People across Scotland will be offered coronavirus antibody tests for the first time as part of a UK-wide programme.
The tests measure the body’s response to a Covid-19 infection and Scots have been urged to take up the offer when booking a PCR swab.
The results will help identify the effectiveness of the vaccine in boosting immunity to the disease.
From Tuesday, anyone over 18-year-olds will be able to opt in to take part when booking a PCR test through NHS Test and Trace.
Up to 8000 people who receive a positive coronavirus result will then be sent two finger prick antibody tests to complete at home and send back to a lab.
Testing positive for antibodies does not mean you are immune to Covid-19 and the same rules still apply – get tested if you have symptoms and self-isolate if positive or are a contact of a positive case and have not received both vaccine doses.
A recent survey found seven in ten Scots successfully followed self-isolation rules, with high compliance among people who tested positive for Covid, their close contacts and international travellers.

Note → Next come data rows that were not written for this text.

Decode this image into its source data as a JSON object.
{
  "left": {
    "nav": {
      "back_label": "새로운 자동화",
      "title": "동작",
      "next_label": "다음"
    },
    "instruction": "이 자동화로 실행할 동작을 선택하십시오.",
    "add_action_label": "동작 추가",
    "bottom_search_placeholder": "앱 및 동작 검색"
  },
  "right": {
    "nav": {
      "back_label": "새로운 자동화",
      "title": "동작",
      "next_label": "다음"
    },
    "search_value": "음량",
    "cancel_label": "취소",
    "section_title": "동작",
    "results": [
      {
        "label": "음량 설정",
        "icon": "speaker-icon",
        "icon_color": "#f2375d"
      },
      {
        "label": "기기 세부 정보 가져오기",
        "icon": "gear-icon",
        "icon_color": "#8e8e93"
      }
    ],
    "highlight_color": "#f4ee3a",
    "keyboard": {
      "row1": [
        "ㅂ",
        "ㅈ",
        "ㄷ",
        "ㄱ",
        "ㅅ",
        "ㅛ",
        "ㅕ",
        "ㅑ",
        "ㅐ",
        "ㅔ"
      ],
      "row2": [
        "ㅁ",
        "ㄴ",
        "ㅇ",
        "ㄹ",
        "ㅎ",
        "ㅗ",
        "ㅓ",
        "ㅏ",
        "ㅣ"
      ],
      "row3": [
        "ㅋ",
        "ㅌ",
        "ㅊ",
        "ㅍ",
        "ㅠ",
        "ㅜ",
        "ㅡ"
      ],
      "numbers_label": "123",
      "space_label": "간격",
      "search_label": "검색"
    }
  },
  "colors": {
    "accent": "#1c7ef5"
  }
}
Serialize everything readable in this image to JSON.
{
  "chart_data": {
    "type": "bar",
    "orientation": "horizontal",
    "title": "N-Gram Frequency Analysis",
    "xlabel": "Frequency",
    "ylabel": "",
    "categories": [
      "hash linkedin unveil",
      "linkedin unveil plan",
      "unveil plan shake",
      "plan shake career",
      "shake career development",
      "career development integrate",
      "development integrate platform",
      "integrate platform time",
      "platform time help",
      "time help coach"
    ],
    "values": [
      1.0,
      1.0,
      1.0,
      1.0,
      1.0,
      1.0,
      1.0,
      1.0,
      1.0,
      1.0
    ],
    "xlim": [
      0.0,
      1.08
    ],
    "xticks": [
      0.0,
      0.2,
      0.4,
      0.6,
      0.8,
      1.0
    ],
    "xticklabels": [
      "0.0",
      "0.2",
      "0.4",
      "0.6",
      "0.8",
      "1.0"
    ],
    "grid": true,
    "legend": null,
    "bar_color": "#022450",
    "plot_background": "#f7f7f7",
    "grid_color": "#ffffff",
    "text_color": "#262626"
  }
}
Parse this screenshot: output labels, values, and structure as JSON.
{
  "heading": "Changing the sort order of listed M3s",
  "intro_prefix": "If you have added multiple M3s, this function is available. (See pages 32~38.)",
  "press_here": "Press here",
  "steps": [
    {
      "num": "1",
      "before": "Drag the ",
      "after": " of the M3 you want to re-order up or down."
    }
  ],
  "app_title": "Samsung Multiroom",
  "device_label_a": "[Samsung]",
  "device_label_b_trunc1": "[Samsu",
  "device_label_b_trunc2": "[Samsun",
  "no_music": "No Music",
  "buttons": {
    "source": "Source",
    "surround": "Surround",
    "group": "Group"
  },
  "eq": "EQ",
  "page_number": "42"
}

The surveillance initiative is the first time antibody tests have been made available to the general public. Until now, only people in specific professions or involved in clinical or research settings have been offered them.
The data will help estimate how many people develop Covid-19 despite having antibodies from their vaccine or from previously catching the virus.
The UK Health Security Agency will work alongside NHS Test and Trace in Scotland, and the rest of the UK to monitor levels of antibodies in positive cases.
Those taking part must take their first antibody test as soon as possible after receiving a positive PCR result.
This is so it takes a measurement before the body has had time to generate a detectable antibody response to the current infection.
The second test is then supposed to be taken 28 days after testing positive for Covid-19 and will measure antibodies generated in response to the infection.
By comparing the two antibody test results, researchers will be able to see how well vaccinated individuals boost their immunity when they are infected and how this might vary with different variants.
It is hoped the surveillance programme will also give an insight into any groups of people who do not develop an immune response.
On Saturday, 4,075,555 people in Scotland had received their first dose of Covid-19 vaccine and 3,541,708 had had their second.
Dr Jenny Harries, chief executive of the UK National Health Security Agency, said: “We are rolling out antibody testing across the UK to gain vital data into the impact of our vaccination programme and on immune responses to different variants of Covid-19.
“This has been made possible thanks to the incredible British public who continue to come forward for testing when they develop symptoms and the millions of people who have had their jabs.
“The best way to protect yourself and those around you is by getting vaccinated. I encourage anyone who has not yet come forward to book their first and second jabs.”